So I'm pumped about all these options for lower food costs during a time when food costs keep rising! But what's better than cheap?...FREE!
Although I didn't get any pictures, Kathy and I spent two afternoons recently picking blueberries. A friend at church called to say that one of her friends had blueberry bushes that were overflowing and needed to be picked. We headed over there in a heartbeat. Although blueberries aren't my favorite, I do know how rich they are in antioxidants and I know how expensive they are at the grocery store, so I couldn't pass this opportunity up! We spent an hour two different days picking from 4 or 5 large bushes and probably go 5-6 cups each. I've frozen mine and have been eating them with omlets for dinner. (Yes, I'm one of those people that LOVES breakfast for dinner). I'll probably use them later for blueberry muffins too. Chuck doesn't like them at all, so I'll get them all to myself.
Also this weekend we spent an evening at my parent's house. They had a garden for the first time in awhile this year, so we were able to reap the fruit of their labor while they were gone on vacation. From their garden we got tomatoes and peppers. Kathy also gave me okra, cucumbers, and green beans. Here's a sampling of our free produce of late:
I wasn't sure what to do with all the cucumbers (not pictured...we ate them all!), but I found this recipe for a Cucumber and Red Onion Salad on the Nourishing Gourmet website and tried it out. We went to an Olympics Opening Ceremony cookout with friends, and this was my addition to the food. Although I would never think to make a salad like this on my own (way too fancy-seeming), it was fabulous and I'll probably make it again soon! It had a wonderful flavor, despite the fact that the cucumbers were a little bitter. Definitely worth trying out!
Well I think that's all that's new in the realm of food in the Taylor Household. Tomorrow we're headed to a big furniture sale hosted by a big home builder company that's trying to get rid of their model house furniture. We're already coming home with a stainless steel dishwasher ($1200 value...we paid $100) and a new microwave for $30 (ours is 25+ years old...really!), but we're hoping to find some sort of day bed or futon to put in our guest bedroom so our guests don't have to sleep on an air mattress on the floor.

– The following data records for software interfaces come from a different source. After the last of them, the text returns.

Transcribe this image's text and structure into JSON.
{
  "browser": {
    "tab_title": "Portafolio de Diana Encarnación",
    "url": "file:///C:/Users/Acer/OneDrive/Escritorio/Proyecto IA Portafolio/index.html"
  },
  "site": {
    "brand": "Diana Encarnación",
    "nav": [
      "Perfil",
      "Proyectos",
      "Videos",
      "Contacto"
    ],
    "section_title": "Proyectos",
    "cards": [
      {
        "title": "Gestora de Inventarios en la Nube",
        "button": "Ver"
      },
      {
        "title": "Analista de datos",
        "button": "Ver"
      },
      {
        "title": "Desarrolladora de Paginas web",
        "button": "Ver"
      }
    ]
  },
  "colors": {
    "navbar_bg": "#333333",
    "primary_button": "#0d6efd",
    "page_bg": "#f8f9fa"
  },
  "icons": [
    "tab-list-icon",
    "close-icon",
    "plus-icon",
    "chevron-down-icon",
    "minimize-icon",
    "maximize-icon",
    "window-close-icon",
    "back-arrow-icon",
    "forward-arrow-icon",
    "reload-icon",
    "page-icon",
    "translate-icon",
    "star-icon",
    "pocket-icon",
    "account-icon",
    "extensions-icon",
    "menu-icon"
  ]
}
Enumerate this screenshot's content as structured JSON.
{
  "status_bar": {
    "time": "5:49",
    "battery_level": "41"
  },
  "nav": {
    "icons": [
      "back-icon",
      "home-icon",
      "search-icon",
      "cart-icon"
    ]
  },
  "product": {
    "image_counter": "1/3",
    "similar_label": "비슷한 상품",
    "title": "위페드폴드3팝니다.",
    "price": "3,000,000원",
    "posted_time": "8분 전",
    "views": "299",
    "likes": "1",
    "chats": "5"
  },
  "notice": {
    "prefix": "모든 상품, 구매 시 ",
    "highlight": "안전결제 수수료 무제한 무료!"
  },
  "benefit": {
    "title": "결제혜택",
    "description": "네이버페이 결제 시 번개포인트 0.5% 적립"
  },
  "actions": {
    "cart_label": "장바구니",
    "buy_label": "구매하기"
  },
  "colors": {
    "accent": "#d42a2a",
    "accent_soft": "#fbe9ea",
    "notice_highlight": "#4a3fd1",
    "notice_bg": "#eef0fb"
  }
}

We had a full sized bed in there originally, but it takes up so much room that there's not space for our desk and computer too. So wish us luck in the bargain hunting department tomorrow! :)